The ACLU expressed relief.

“If they say that, I believe them that they’re not using this as an enrollment” into the fingerprint database, Jay Stanley, an ACLU senior policy analyst, said. “And I think that’s good.”

Retired FBI Fingerprinting Supervisor Elizabeth Eaton Dies at Age 103

fbi logo large
By Allan Lengel

WASHINGTON — Elizabeth Eaton, a 30-year veteran of  the FBI, who retired in 1972 as the unit supervisor in the fingerprinting division, died last month in Washington at age 103 from atherosclerosis, the Washington Post reported.

The long time Washington resident was born in Cortland, N.Y. and moved to the Washington area in 1927, the Post reported.

She was a member of the Chevy Chase United Methodist Church and held cookie-decorating parties in her neighborhood, the Post reported.

Baltimore Fed Judge Allows Fingerprints, Reversing Ruling that Let Suspected Murderer Go Free

The ruling by the county judge was controversial to say the least. Was it based on sound reason? A federal judge apparently didn’t think so.


By Tricia Bishop
Baltimore Sun reporter
BALTIMORE — Fingerprint evidence from a 2006 murder case will be admissible in federal court, a U.S. district judge in Baltimore ruled Tuesday, rejecting a decision by a Baltimore County judge that shocked prosecutors and set the defendant free.

Brian Keith Rose, 25, is accused of killing Warren Fleming, a Cingular store owner at Security Square Mall, while trying to steal his car.

He was linked to the crime by partial prints left on the Mercedes and a stolen Dodge Intrepid that police say was used by Rose and his accomplices in the January 2006 incident.

For Full Story

Homeland Security Launches Tests at 2 Airports to Verify Travel of Foreigners


The good news is that Homeland Security is continuing to work on airport security.
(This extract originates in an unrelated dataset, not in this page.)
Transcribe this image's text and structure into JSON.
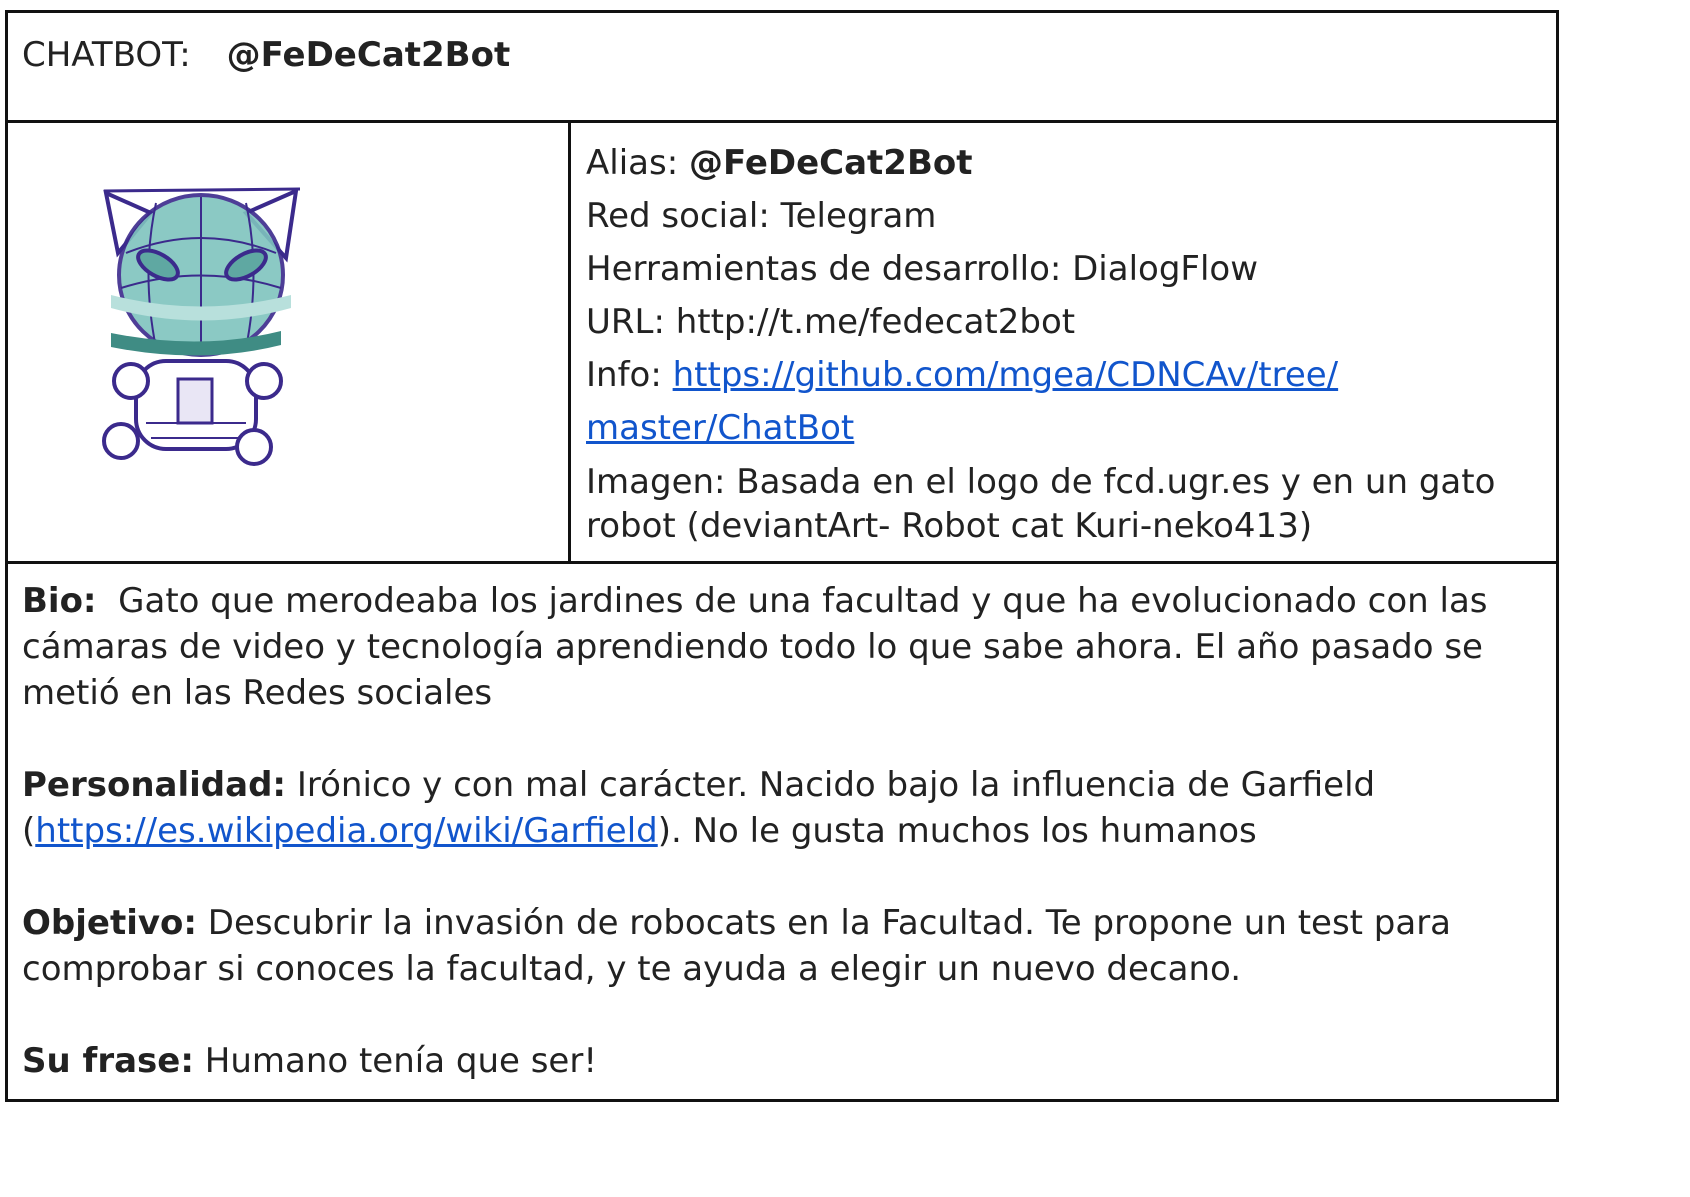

The question is how effective this will be and how long will it take to carry this effort out nationwide? And so far the airlines have refused to participate in this.

By Chris Strohm
WASHINGTON — The Homeland Security Department launched test programs at two airports today in an attempt to verify when foreigners and legal permanent residents leave the country, but federal officials remain at odds with the airline industry over the effort.

The objective is to develop a system in which fingerprints are collected at every airport from non-U.S. citizens departing the United States. The fingerprints would be used to verify that visitors have not overstayed the time they are allowed to remain in the country.

Congress has been demanding the implementation of such a visa-enforcement process since the Sept. 11, 2001, terrorist attacks.

The test programs began today at Hartsfield-Jackson Atlanta International Airport and Detroit Metropolitan Wayne County Airport and will last for 35 days. The testing will compare the process of collecting fingerprints at checkpoints operated by the Transportation Security Administration to having Customs and Border Protection collect fingerprints at gates.

But what is missing is a test to determine the feasibility of having the airlines, as opposed to the government, collect the fingerprints. Congress asked for such a test in its report accompanying the FY09 Homeland Security appropriations bill.

For Full Story